But don’t be stupid. Don’t throw your whole life’s savings into something. Do the numbers. Be smart; be optimistic, but smart, all along the way. Keep your options open. Options are a good thing. Be flexible; don’t define yourself too tightly into one business or trade. Try to have multiple streams of income, from very different sources. You might call this a “robust” set of income sources. Be conservative with your money. Spend money on things which will grow in value. Cars don’t. Boats don’t. You get what I mean. Creating is infinitely more fun that consuming.
Every day is a new opportunity to smile about all you learned yesterday, and to start again looking at the world and seeing what others do not see. That’s what entrepreneurs do.
I know this is basic, but I love entrepreneurs, and this just seems to be something so many people miss. Let me give two examples.
- A gal thinks about how much markup (profit margin) there is in auto parts. So she opens an auto parts store. She is dreaming about buying a part for 10$ and selling it for 15$; 50% return of investment! Can’t get that at a bank! But she just can’t seem to sell enough parts to scratch up enough money to pay for the building, the utilities, and yes, more parts! She has good margins, but the volume is too low.
- A guy thinks about how many mowing lawns, and he gets more customers than he can possibly get around to, so he is thinking about that money he will get for every lawn. But after gas money, keeping his lawnmower fixed, and other expenses he realizes that he’s just not making any money; even though he is mowing a lot of lawns. He has high volume, but the profit margin is too low.
So, please, you entrepreneurs out there, when you are thinking about a business, please estimate all your expenses, and please estimate both your margins and your volumes, and make sure you are going to generate enough actual $$ to make a go of it.
I don’t have space here, but don’t forget about tax laws about losses, and about the possible tax benefits of doing something you really enjoy, as a business. Those factors could tip the scale for you.
Get out there and “entrepreneur something”! But do a little math before you get started!
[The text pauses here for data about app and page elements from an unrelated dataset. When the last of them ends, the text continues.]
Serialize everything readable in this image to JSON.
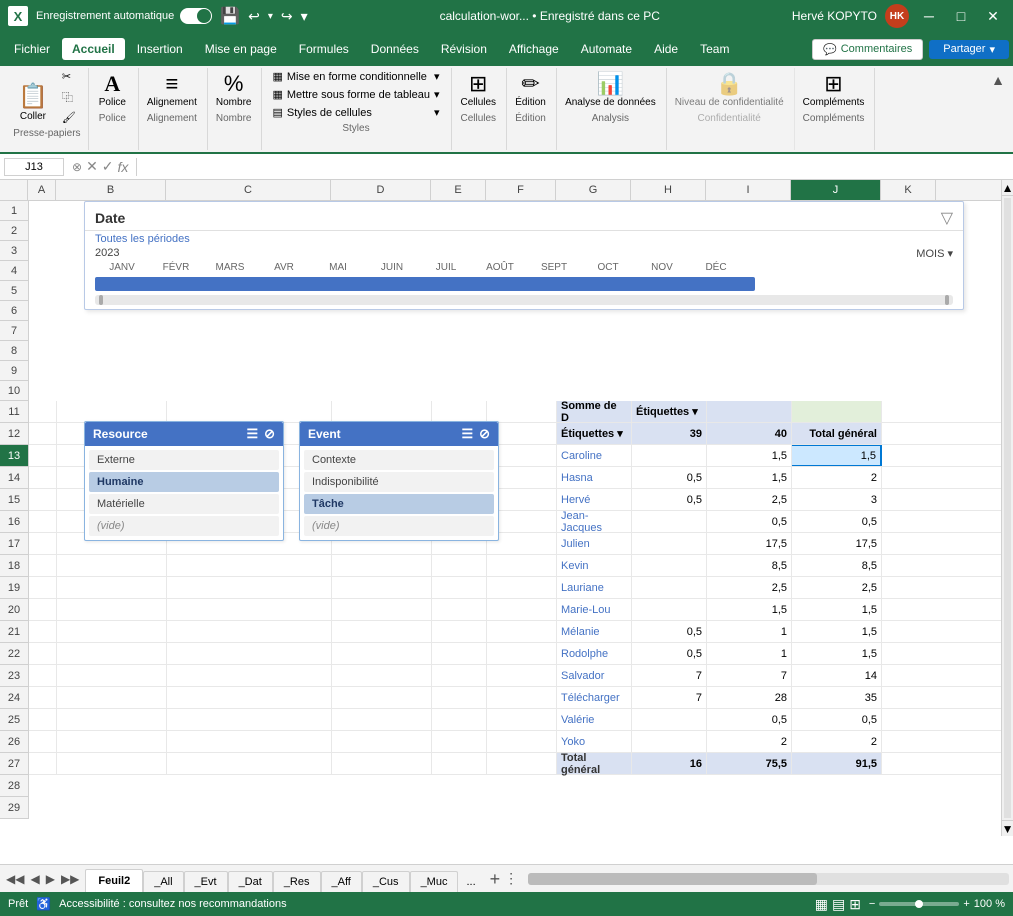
{
  "titlebar": {
    "app_icon": "X",
    "autosave_label": "Enregistrement automatique",
    "filename": "calculation-wor... • Enregistré dans ce PC",
    "user_name": "Hervé KOPYTO",
    "user_initials": "HK",
    "save_icon": "💾",
    "undo_icon": "↩",
    "redo_icon": "↪",
    "minimize_icon": "─",
    "restore_icon": "□",
    "close_icon": "✕"
  },
  "menubar": {
    "items": [
      {
        "label": "Fichier",
        "active": false
      },
      {
        "label": "Accueil",
        "active": true
      },
      {
        "label": "Insertion",
        "active": false
      },
      {
        "label": "Mise en page",
        "active": false
      },
      {
        "label": "Formules",
        "active": false
      },
      {
        "label": "Données",
        "active": false
      },
      {
        "label": "Révision",
        "active": false
      },
      {
        "label": "Affichage",
        "active": false
      },
      {
        "label": "Automate",
        "active": false
      },
      {
        "label": "Aide",
        "active": false
      },
      {
        "label": "Team",
        "active": false
      }
    ],
    "comments_label": "Commentaires",
    "share_label": "Partager"
  },
  "ribbon": {
    "presse_papiers_label": "Presse-papiers",
    "coller_label": "Coller",
    "police_label": "Police",
    "alignement_label": "Alignement",
    "nombre_label": "Nombre",
    "styles_label": "Styles",
    "cellules_label": "Cellules",
    "edition_label": "Édition",
    "analysis_label": "Analysis",
    "analyse_label": "Analyse de données",
    "confidentialite_label": "Niveau de confidentialité",
    "complements_label": "Compléments",
    "complements_group_label": "Compléments",
    "mise_en_forme_cond": "Mise en forme conditionnelle",
    "mettre_tableau": "Mettre sous forme de tableau",
    "styles_cellules": "Styles de cellules"
  },
  "formula_bar": {
    "cell_ref": "J13",
    "formula": ""
  },
  "col_headers": [
    "",
    "A",
    "B",
    "C",
    "D",
    "E",
    "F",
    "G",
    "H",
    "I",
    "J",
    "K"
  ],
  "timeline": {
    "title": "Date",
    "year": "2023",
    "period_label": "MOIS ▾",
    "months": [
      "JANV",
      "FÉVR",
      "MARS",
      "AVR",
      "MAI",
      "JUIN",
      "JUIL",
      "AOÛT",
      "SEPT",
      "OCT",
      "NOV",
      "DÉC"
    ],
    "all_periods": "Toutes les périodes"
  },
  "slicer_resource": {
    "title": "Resource",
    "items": [
      {
        "label": "Externe",
        "selected": false
      },
      {
        "label": "Humaine",
        "selected": true
      },
      {
        "label": "Matérielle",
        "selected": false
      },
      {
        "label": "(vide)",
        "selected": false
      }
    ]
  },
  "slicer_event": {
    "title": "Event",
    "items": [
      {
        "label": "Contexte",
        "selected": false
      },
      {
        "label": "Indisponibilité",
        "selected": false
      },
      {
        "label": "Tâche",
        "selected": true
      },
      {
        "label": "(vide)",
        "selected": false
      }
    ]
  },
  "pivot": {
    "header_row": [
      "Somme de D",
      "Étiquettes de colonnes ▾",
      "",
      ""
    ],
    "subheader": [
      "Étiquettes de lignes ▾",
      "39",
      "40",
      "Total général"
    ],
    "rows": [
      {
        "name": "Caroline",
        "c39": "",
        "c40": "1,5",
        "total": "1,5"
      },
      {
        "name": "Hasna",
        "c39": "0,5",
        "c40": "1,5",
        "total": "2"
      },
      {
        "name": "Hervé",
        "c39": "0,5",
        "c40": "2,5",
        "total": "3"
      },
      {
        "name": "Jean-Jacques",
        "c39": "",
        "c40": "0,5",
        "total": "0,5"
      },
      {
        "name": "Julien",
        "c39": "",
        "c40": "17,5",
        "total": "17,5"
      },
      {
        "name": "Kevin",
        "c39": "",
        "c40": "8,5",
        "total": "8,5"
      },
      {
        "name": "Lauriane",
        "c39": "",
        "c40": "2,5",
        "total": "2,5"
      },
      {
        "name": "Marie-Lou",
        "c39": "",
        "c40": "1,5",
        "total": "1,5"
      },
      {
        "name": "Mélanie",
        "c39": "0,5",
        "c40": "1",
        "total": "1,5"
      },
      {
        "name": "Rodolphe",
        "c39": "0,5",
        "c40": "1",
        "total": "1,5"
      },
      {
        "name": "Salvador",
        "c39": "7",
        "c40": "7",
        "total": "14"
      },
      {
        "name": "Télécharger",
        "c39": "7",
        "c40": "28",
        "total": "35"
      },
      {
        "name": "Valérie",
        "c39": "",
        "c40": "0,5",
        "total": "0,5"
      },
      {
        "name": "Yoko",
        "c39": "",
        "c40": "2",
        "total": "2"
      },
      {
        "name": "Total général",
        "c39": "16",
        "c40": "75,5",
        "total": "91,5"
      }
    ]
  },
  "sheet_tabs": [
    {
      "label": "Feuil2",
      "active": true
    },
    {
      "label": "_All",
      "active": false
    },
    {
      "label": "_Evt",
      "active": false
    },
    {
      "label": "_Dat",
      "active": false
    },
    {
      "label": "_Res",
      "active": false
    },
    {
      "label": "_Aff",
      "active": false
    },
    {
      "label": "_Cus",
      "active": false
    },
    {
      "label": "_Muc",
      "active": false
    },
    {
      "label": "...",
      "active": false
    }
  ],
  "statusbar": {
    "ready_label": "Prêt",
    "accessibility_label": "Accessibilité : consultez nos recommandations",
    "zoom_label": "100 %",
    "view_normal": "▦",
    "view_layout": "▤",
    "view_page": "⊞"
  }
}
The fundamental nature of business is the exchange of value. One kid has a toy truck and the other kid has a water gun, and they trade. One guy has money and the service station has gas, so he gives them money in exchange for gas. And it goes on and on.
It is interesting the thing about money. Before we used it, people would have food, livestock, etc. It was easy to see how much someone had, because it was all visible stuff! Now, you can look at a group of people and have no idea how wealthy they really are.
It is also interesting that value is in the eyes of the buyer. Some people think that if their organization delivers exactly what the customer asks for everything will be great. Wrong. Leading companies create value; they create products and services which customers never thought about, but when they see it, they have to spend their money on it! That is innovation. Creation. Creating value. Creating products and services people want to buy, whether they ever thought of it or not.
Don’t just benchmark other companies. “World Class” companies are pretty common these days.